** Opening ENTRIES SUPPLIED block **

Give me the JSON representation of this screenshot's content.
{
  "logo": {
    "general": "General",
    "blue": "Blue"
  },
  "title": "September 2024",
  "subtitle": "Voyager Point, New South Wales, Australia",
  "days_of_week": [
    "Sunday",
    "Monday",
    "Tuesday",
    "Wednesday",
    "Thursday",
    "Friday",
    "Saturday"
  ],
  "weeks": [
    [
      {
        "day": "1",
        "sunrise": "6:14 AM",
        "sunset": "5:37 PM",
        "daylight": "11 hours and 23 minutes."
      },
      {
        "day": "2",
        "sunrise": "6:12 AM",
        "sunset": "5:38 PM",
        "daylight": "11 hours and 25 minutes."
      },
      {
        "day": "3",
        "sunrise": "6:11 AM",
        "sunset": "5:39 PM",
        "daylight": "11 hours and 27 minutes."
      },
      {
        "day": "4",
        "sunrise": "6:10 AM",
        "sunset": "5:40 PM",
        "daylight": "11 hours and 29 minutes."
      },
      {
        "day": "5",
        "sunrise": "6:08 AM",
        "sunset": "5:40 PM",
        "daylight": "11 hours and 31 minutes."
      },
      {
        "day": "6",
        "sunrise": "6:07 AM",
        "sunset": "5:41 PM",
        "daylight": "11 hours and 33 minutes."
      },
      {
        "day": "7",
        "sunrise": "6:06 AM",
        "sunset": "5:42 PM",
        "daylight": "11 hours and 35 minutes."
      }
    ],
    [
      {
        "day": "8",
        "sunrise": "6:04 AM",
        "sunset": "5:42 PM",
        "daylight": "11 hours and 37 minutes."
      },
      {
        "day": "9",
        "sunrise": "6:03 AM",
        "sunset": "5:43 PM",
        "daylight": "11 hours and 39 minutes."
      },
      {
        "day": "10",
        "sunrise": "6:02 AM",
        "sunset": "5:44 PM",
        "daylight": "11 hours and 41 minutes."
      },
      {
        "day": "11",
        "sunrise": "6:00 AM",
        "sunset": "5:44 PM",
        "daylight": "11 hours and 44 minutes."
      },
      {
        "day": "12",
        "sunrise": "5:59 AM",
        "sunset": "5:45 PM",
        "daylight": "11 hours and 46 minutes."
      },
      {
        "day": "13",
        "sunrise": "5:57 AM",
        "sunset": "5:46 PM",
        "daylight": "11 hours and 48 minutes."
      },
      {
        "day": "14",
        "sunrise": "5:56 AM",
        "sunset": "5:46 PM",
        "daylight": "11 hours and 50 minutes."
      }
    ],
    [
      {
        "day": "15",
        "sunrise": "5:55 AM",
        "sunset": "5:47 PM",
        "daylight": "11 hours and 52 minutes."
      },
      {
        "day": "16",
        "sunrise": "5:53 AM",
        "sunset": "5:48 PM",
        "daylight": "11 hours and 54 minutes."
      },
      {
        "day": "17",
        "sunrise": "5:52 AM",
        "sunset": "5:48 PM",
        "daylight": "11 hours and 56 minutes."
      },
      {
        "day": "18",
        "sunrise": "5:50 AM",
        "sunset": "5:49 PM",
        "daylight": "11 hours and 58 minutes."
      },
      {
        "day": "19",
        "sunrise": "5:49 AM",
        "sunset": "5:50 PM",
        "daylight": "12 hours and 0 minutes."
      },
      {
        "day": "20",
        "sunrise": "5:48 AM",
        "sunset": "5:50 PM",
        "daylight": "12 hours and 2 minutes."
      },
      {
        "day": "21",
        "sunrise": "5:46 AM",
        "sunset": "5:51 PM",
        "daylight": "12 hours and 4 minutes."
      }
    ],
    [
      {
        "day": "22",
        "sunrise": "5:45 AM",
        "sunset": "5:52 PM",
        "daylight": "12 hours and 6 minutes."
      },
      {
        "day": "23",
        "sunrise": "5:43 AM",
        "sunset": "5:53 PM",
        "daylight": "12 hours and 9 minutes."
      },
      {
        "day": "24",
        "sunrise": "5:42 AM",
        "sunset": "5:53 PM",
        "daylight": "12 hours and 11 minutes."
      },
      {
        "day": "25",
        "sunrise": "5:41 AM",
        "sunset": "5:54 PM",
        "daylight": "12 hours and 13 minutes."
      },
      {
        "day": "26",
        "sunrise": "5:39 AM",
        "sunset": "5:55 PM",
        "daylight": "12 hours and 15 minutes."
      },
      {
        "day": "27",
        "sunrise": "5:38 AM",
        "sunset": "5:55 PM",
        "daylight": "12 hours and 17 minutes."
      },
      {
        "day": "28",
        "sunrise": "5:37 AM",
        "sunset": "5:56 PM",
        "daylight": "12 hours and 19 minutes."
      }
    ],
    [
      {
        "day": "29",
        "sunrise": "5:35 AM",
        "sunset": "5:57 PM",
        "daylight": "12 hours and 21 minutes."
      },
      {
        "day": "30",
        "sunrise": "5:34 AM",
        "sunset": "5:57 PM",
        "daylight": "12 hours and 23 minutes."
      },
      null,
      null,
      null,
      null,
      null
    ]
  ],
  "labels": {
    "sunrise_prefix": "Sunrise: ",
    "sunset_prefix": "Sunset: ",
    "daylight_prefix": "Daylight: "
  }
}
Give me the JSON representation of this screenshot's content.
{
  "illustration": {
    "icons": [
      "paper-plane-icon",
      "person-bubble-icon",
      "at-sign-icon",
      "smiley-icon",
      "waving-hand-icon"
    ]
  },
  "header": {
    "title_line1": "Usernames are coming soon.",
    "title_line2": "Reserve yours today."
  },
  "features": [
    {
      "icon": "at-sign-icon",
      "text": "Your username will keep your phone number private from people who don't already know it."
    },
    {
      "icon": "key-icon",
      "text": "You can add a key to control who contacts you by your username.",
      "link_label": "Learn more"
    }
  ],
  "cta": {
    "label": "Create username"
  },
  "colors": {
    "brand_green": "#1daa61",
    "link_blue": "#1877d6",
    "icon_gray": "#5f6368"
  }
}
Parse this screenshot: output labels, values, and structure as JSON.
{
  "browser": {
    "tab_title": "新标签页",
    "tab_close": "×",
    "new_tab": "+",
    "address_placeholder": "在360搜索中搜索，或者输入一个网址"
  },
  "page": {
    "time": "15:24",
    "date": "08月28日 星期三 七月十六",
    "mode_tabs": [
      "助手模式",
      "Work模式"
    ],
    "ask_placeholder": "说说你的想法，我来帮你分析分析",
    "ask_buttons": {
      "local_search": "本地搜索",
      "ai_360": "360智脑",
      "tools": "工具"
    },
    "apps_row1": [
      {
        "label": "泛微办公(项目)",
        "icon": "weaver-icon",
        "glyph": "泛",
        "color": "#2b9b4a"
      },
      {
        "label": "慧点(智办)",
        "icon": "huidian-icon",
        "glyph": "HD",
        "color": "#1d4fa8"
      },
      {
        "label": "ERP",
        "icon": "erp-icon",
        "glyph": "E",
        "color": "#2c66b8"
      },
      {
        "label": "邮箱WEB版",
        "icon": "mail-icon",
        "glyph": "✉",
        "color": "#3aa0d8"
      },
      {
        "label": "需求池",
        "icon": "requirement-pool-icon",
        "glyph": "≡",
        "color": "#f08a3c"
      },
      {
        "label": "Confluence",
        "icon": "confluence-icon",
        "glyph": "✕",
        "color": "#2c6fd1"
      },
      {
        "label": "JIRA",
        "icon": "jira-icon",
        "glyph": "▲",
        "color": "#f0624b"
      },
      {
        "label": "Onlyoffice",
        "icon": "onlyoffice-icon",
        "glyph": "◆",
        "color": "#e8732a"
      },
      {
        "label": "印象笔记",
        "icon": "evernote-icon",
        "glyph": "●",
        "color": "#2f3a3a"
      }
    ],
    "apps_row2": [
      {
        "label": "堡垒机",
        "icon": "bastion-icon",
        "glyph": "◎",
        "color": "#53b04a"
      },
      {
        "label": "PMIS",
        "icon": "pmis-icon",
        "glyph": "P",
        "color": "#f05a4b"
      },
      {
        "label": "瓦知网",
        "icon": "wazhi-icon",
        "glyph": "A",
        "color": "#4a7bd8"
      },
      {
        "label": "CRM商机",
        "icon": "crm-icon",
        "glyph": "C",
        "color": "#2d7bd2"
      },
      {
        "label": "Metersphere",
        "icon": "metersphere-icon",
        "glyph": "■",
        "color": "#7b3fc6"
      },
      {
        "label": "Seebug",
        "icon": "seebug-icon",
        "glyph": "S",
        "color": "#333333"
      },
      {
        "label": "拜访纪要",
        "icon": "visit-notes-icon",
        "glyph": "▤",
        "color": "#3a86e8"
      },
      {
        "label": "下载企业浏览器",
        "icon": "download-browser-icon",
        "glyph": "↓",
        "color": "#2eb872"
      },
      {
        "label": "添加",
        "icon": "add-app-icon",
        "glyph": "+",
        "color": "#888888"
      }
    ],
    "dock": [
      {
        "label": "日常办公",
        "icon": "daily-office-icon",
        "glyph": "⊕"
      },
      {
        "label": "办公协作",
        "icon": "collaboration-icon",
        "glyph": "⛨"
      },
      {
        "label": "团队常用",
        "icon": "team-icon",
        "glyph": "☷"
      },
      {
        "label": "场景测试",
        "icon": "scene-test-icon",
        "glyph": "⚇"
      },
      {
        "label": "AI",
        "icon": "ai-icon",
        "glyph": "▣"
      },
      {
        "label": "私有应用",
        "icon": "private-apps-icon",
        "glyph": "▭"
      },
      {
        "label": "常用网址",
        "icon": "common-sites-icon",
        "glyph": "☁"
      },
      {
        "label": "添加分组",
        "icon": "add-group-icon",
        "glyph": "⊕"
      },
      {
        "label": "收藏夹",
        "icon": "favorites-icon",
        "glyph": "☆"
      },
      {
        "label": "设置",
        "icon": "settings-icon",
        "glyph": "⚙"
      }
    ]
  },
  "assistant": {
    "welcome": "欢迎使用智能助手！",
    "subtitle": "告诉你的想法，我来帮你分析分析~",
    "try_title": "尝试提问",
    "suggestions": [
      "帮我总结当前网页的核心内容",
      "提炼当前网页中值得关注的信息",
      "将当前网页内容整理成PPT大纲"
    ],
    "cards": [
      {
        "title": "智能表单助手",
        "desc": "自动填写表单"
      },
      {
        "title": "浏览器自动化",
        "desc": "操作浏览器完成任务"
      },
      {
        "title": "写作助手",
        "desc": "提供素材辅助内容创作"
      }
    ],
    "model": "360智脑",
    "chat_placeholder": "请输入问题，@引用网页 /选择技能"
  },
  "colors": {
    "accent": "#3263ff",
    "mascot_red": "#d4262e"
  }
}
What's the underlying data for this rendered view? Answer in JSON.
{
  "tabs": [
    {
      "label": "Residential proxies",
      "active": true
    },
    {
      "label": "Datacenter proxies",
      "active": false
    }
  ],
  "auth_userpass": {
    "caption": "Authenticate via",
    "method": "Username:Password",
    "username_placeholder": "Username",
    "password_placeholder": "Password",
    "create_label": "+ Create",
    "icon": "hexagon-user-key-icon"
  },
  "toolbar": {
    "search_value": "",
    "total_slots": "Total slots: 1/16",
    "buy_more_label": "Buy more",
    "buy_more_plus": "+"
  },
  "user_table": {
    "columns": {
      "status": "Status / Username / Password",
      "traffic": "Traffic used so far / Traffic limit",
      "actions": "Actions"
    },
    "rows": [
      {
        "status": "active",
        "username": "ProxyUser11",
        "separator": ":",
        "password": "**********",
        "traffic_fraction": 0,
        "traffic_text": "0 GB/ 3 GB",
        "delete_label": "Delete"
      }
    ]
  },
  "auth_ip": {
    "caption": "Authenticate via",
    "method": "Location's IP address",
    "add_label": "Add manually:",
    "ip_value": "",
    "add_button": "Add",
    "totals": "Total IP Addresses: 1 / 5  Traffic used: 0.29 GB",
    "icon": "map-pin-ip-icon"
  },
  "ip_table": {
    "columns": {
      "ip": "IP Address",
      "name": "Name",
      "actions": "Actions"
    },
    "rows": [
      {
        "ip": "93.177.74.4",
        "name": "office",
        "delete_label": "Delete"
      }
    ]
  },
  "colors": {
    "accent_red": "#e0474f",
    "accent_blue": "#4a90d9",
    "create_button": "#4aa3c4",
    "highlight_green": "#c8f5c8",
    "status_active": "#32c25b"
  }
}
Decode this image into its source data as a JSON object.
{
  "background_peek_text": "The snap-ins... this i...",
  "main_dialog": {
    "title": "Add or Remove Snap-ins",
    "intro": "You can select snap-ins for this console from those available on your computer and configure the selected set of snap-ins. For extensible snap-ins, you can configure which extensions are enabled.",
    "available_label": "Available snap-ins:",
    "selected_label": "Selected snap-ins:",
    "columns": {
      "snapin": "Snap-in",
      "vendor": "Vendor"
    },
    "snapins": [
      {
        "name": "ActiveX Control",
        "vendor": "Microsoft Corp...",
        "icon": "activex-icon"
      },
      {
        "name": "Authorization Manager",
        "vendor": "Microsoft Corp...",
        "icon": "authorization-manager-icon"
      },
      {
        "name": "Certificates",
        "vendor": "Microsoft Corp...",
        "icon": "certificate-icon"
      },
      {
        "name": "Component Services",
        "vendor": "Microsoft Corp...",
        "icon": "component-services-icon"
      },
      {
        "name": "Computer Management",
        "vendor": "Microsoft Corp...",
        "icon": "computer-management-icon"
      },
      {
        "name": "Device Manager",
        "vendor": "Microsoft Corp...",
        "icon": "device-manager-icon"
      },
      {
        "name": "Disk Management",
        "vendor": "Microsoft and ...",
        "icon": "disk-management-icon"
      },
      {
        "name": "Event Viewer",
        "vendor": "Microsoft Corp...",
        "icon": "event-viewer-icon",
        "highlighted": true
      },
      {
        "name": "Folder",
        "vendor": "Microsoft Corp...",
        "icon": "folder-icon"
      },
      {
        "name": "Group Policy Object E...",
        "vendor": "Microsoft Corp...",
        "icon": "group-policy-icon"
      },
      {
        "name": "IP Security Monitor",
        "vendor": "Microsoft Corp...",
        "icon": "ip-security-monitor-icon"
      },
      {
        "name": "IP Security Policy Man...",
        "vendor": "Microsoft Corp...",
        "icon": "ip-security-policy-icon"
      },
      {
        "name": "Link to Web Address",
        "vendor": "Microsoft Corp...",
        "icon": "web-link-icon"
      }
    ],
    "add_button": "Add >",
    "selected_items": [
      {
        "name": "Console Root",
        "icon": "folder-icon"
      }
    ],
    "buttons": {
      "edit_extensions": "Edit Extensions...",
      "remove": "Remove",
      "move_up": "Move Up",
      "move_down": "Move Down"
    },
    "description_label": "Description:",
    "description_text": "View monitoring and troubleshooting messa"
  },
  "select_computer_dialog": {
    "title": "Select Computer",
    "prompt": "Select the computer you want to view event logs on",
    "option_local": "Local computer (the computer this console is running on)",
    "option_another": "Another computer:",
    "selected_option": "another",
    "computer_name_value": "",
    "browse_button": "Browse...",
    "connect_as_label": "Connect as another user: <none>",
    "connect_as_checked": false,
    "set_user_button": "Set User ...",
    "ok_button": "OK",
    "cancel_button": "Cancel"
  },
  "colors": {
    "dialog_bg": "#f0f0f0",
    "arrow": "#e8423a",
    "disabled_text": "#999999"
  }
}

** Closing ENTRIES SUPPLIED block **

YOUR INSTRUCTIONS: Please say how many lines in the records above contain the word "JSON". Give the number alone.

OUTPUT FOR THIS TASK: 5